The Sacramento Kings went 4-0 this preseason and the vibes around the team are generally rosy entering the season.
Ultimately, that record doesn’t mean anything in terms of how they are going to perform when the regular season rolls around. With most of those wins coming against teams resting key guys and experimenting with lineups, it’s hard to put much stock into the final result.
What is more worthwhile is zooming in on individual players and teamwide trends that could carry over.
Let’s look at a couple of trends over the preseason and make some potentially hyperbolic statements based off just the preseason and determine whether we believe them or not.
The Kings made the right pick with Davion Mitchell
It was widely expected that Mitchell was going to be a difference-maker on defense for the Kings the minute he stepped onto an NBA floor. Mitchell proved that several times during the preseason, with impressive moments against the likes of LeBron James and Paul George.
The more surprising development, however, was the fact that Mitchell’s offensive game looked pretty polished, specifically his three-ball. Mitchell made 10 of his 19 three-pointers this preseason, on a diverse set of attempts.
“Winning culture,” is an overused and unquantifiable concept at times, but Mitchell certainly seems like a guy that can change the culture of the Kings.
I’m buying Mitchell’s 3-point shooting growth and now fully believe he is going to be a really strong contributor for the Kings this season and going forward.
The Kings’ defense has improved a ton and will be around the middle of the pack defensively
Improving the putrid team defense from last season has been the biggest talking point for the Kings throughout training camp. From De’Aaron Fox, to Tyrese Haliburton, to Luke Walton it seems like the entire organization is aware of how crucial that is this season.
In the preseason, it seemed like there was better connectivity and passion defensively, which may be partially related to adding the aforementioned Mitchell.
I do believe that there will be some improvement on defense, It would be hard to not improve on one of the worst defensive seasons in NBA history. Still though, the idea of the Kings finishing in the top 15 of the league still seems like a major leap of faith.
Mitchell is a great defender, but he doesn’t really help the Kings protect the rim or guard the best playmaking wings in the NBA, two parts of defense that team will continue to struggle with in all likelihood.

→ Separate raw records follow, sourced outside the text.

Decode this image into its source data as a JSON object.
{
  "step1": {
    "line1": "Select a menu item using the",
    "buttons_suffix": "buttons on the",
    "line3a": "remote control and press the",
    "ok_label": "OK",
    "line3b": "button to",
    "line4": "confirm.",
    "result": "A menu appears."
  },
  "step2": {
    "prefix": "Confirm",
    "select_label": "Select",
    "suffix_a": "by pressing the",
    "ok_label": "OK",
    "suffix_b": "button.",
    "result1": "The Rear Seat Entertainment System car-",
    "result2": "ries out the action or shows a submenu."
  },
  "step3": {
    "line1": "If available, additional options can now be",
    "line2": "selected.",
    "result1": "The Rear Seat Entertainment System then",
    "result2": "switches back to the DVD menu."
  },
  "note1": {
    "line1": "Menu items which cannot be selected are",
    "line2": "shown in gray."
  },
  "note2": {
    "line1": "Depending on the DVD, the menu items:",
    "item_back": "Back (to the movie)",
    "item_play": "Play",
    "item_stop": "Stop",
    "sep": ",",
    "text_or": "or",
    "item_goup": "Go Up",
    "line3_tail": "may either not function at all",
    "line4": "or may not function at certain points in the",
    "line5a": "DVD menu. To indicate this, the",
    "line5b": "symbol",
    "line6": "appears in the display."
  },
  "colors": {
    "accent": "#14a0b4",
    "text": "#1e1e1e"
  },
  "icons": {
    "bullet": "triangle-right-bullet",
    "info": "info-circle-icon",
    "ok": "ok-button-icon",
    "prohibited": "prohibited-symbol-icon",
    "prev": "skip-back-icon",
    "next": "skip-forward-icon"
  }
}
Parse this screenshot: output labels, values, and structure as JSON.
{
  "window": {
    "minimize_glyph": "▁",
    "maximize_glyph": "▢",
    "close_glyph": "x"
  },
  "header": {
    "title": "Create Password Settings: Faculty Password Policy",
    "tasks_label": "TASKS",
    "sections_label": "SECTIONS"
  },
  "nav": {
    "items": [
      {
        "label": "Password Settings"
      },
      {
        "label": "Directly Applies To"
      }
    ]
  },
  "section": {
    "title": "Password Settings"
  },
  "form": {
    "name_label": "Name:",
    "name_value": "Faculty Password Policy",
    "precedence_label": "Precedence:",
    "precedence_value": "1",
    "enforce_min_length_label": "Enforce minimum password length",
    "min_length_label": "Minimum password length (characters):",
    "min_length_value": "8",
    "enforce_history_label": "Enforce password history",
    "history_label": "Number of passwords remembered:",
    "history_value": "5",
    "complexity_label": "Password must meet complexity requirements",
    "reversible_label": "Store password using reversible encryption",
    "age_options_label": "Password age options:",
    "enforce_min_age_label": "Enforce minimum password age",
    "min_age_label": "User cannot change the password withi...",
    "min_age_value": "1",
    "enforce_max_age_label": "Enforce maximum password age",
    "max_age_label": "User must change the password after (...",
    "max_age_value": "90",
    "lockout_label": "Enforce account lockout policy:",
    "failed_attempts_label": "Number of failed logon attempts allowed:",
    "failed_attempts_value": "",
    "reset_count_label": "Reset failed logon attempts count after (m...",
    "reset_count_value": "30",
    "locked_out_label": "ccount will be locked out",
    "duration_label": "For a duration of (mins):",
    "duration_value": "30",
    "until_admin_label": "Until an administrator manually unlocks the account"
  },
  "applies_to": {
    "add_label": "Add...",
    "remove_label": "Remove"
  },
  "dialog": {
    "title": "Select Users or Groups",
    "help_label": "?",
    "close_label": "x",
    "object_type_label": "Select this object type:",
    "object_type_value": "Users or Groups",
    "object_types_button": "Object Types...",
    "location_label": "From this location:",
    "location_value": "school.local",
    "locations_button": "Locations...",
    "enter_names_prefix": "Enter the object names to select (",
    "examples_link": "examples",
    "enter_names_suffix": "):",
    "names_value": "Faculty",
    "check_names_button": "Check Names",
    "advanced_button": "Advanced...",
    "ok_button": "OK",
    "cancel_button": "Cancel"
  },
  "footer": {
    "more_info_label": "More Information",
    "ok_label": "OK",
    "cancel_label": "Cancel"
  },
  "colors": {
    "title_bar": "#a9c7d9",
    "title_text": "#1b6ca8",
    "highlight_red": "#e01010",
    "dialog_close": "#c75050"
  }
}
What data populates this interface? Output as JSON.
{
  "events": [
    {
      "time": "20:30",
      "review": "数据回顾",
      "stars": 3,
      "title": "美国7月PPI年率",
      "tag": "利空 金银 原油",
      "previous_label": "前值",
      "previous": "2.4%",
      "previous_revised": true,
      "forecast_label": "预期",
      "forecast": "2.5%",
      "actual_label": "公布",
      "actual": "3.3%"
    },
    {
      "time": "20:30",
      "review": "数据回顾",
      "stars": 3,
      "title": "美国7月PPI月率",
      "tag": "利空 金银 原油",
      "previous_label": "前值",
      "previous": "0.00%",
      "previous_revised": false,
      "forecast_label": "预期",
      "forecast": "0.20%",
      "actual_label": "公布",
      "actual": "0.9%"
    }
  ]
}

The Kings are also likely to give significant minutes to Marvin Bagley III and Buddy Hield, two of the worst defenders in the NBA at their position.
I see a team that finishes between 25th and 20th in team defense, a major improvement but still undeniably bad on that end.
Verdict: Don’t believe
Richaun Holmes is going to take a step back in effectiveness
Holmes struggled a little bit this preseason. The push shot wasn’t falling and we didn’t see the energy we are accustomed too. Holmes only played 74 minutes, but in that brief amount of time it looked like something was a bit off.
There has been some speculation that Holmes might still be working his way into game shape as well, which might have contributed to the slow start.
Coming off the 4 year $46 Million contract he signed, it would be natural for someone to enjoy the fruits of their labor a little bit more during the offseason.
The Kings gave Holmes that contract because he earned and they are going to continue to rely on him as a starter and major piece moving forward.
At 28 years old, i’d expect Holmes to return to the guy we’ve seen his first two seasons in Sacramento, even though he’s no longer playing for a contract.
It might take a few games for him to get back to the Holmes we know, but I’ll choose to believe the two years of production over four preseason games.
Verdict: Don’t believe
The Kings’ depth is vastly improved compared to the start of the 2020-21 season
At the start of last season, the Kings were devoting real rotation minutes to guys like Glenn Robinson III, Cory Joseph and Hassan Whiteside, all of whom just weren’t very good. Simply replacing the minutes of those guys with Moe Harkless, Mitchell and Tristan Thompson it Alex Len is a small improvement on it’s own.
Also adding Terence Davis and building up the backend of the roster in a more sensible way boosts the overall depth and ability to withstand injuries a good amount as well.
In the preseason, Walton was able to experiment with a variety of untraditional lineups that the Kings will likely lean on this season.
Their still isn’t much wing depth on the roster as it stands, but the Kings can go about 5 guards deep, something not a lot of teams in the NBA can say.
The Kings had some of the worst depth in the NBA last season, and now it’s closer to the middle of the pack. The Kings would often lose games because their second unit just couldn’t keep them in games.
This year, I think the second unit is better constructed and won’t be quite the disaster it was a season ago.
Let’s see whether some of these preseason conclusions bear out for the Kings once the season begins on Wednesday.